Review Articles

Colds, flu and coughing: a review of over-the-counter cold and flu medicines

J. Van Schoor
South African Family Practice | Vol 60, No 3 : May/June| a4875 | DOI: | © 2019 J. Van Schoor | This work is licensed under CC Attribution 4.0
Submitted: 24 October 2019 | Published: 12 July 2018

About the author(s)

J. Van Schoor, Amayeza Information Centre

Full Text:

PDF (71KB)

Share this article

Bookmark and Share
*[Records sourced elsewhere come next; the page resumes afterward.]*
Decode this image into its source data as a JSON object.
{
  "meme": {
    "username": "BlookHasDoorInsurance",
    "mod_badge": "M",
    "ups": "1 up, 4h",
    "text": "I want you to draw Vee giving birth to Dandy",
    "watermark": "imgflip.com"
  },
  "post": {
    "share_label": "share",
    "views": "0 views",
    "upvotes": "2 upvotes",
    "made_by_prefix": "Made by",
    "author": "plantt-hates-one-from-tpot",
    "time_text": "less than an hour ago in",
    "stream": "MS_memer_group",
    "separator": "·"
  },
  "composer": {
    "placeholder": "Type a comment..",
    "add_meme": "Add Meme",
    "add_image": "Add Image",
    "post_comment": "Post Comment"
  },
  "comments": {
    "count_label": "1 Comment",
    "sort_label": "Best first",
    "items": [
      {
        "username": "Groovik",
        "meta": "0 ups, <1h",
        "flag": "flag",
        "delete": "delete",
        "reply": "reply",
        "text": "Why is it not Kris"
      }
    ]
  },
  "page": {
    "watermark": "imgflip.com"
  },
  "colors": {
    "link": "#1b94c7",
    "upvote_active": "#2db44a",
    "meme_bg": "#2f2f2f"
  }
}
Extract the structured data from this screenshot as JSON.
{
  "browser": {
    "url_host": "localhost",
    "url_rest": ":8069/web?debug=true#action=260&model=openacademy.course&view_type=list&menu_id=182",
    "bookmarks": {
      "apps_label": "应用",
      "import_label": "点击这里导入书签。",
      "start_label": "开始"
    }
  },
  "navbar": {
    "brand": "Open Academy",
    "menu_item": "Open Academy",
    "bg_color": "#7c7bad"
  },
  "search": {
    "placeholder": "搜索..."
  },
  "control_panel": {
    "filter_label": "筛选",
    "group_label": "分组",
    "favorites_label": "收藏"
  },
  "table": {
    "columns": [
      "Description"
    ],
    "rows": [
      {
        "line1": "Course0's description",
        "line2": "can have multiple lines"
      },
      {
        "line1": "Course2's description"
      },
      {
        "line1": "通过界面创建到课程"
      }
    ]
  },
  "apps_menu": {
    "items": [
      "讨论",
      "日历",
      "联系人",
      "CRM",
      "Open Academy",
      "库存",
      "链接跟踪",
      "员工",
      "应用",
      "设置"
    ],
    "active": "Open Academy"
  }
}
The common cold is the most frequent human illness, and may be caused by several families of viruses, particularly the more than 100 serotypes of rhinoviruses. Inaccurate perceptions that antibiotics improve patient outcomes fuel the number of doctor visits and requests for antibiotics. The inappropriate use of antibiotics for minor, self-limiting, usually viral, upper-respiratory tract infections does not alter the course of the disease, and adds to the burden of antibiotic resistance. In addition, there is also no evidence to suggest that antibiotics prevent secondary bacterial complications following viral upper-respiratory tract infections. While most over-the-counter cold and flu remedies have no proven efficacy, they appear to attenuate the immune response to the infecting virus, and there is little doubt that appropriate symptomatic treatment can make the patient feel better. Therefore, symptomatic therapy remains the mainstay of common cold treatment. This article briefly reviews the components of cold and flu remedies, and provides a symptom-based assessment for the selection of appropriate over-the-counter medicine.


colds; flu; coughing


Total abstract views: 79
Total article views: 30

Crossref Citations

No related citations found.